In Night’s End it’s a new start for Ken Barber, a new apartment in a new city, a separation from his children which he feels is the best for them until he can get his life on track, find a new job and stay off the drink. Trying to reinvent himself as an internet sensation, a self-styled self-help guru, he has yet to find his niche or his audience, shooting in the dark and hoping to be a hit.
His best friend Terry Gilson suggesting that ghost channels are where the money is, inspired by a stuffed bird falling off a shelf apparently of its own volition in the background one of Ken’s videos, Ken investigates his turn-of-the-last-century domicile and discovers there was a death in the apartment in 1915, a young woman who he swiftly comes to suspect still haunts the rooms.
The opening night film of the FrightFest strand at the 2022 Glasgow Film Festival, Night’s End is directed by Jennifer Reeder from a script by Brett Neveu, principally told through the eyes of the reclusive shut-in Ken (Geno Walker), supported from afar by his friend Terry (Felonius Munk) and ex-wife Kelsey (Kate Arrington) and her ebullient new husband Isaac (Michael Shannon).
Ken understandably disturbed by the noises he is hearing and his ectoplasmic projectile vomiting, he arranges a virtual audience with Ghosts and Their Personas author Colin Albertson (Lawrence Grimm) who offers guidance on the construction of a spirit jar which he guarantees can trap the lingering manifestation of Roberta Wellwood (Morgan S Reesh), but instead it is Ken who is overwhelmed, this time by death rather than by life.
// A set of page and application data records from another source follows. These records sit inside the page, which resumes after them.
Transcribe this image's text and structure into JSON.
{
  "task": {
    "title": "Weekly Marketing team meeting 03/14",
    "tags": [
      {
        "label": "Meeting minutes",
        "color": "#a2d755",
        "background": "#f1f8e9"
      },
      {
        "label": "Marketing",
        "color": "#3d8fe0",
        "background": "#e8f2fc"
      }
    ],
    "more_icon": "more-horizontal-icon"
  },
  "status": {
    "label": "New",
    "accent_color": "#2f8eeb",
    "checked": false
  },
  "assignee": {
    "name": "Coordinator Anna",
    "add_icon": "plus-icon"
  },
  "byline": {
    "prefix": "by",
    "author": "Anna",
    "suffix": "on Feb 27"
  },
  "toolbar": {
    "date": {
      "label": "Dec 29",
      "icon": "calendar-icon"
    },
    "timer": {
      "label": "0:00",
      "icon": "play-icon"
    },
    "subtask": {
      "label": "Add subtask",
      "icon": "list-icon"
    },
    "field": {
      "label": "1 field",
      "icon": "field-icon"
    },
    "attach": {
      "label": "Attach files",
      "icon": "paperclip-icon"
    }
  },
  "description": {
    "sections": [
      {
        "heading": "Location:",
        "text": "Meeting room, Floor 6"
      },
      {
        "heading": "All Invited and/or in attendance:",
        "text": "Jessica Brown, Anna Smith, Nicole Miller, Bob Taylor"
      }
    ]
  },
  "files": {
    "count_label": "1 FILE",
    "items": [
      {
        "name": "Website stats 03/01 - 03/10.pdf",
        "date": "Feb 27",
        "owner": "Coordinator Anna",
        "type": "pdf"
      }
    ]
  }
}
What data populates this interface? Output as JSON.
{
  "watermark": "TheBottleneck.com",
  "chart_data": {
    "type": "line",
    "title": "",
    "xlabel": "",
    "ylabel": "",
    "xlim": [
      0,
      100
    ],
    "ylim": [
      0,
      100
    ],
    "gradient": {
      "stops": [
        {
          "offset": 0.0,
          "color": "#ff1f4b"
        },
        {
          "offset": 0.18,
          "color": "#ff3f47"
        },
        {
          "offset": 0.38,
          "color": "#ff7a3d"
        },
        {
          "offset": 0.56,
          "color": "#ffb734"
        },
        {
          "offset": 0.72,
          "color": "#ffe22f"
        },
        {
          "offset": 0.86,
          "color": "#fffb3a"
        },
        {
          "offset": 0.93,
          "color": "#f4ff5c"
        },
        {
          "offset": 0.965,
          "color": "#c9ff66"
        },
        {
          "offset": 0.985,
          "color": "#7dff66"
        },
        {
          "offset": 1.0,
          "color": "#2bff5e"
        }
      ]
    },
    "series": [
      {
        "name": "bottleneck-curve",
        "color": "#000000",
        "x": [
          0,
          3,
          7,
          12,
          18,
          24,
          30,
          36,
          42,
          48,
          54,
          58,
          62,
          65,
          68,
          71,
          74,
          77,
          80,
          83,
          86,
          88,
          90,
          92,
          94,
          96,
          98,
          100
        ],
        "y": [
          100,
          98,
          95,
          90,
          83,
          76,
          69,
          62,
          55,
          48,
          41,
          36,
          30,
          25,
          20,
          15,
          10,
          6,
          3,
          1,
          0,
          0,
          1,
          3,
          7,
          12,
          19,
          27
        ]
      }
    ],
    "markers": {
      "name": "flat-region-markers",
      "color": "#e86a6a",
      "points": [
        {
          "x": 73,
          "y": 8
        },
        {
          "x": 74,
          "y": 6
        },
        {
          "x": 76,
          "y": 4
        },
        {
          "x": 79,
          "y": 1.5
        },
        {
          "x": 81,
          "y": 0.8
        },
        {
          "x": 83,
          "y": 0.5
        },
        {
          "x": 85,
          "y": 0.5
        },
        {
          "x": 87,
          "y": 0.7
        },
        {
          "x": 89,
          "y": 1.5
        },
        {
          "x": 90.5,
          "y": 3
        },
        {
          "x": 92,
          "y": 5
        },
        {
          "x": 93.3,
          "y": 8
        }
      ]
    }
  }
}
A simple production involving only one principal set, the supporting cast present only via video calls, there are indications Night’s End might have been played better as a comedy, Albertson’s arch online persona and undisguised manipulation drawing the potentially interesting exploration of a man trying to reinvent and heal himself with the indulgence of his overenthusiastic friends regardless of the unsuitability of the course he has chosen to a parade of things that persistently go bump in the night.
Closer to the lockdown created Host which believed watching other people pretending to be scared is scary itself rather than The Cleansing Hour, screened during FrightFest’s last visit to Glasgow, Night’s End chooses not to develop the underlying premise of isolation and the susceptibility of those without anchor to the lure of internet “experts” and their obvious scams, offering instead cheap theatrics which play to the audience who follow “ghost channels,” blind to the unquestioning credulity which allows them to be exploited.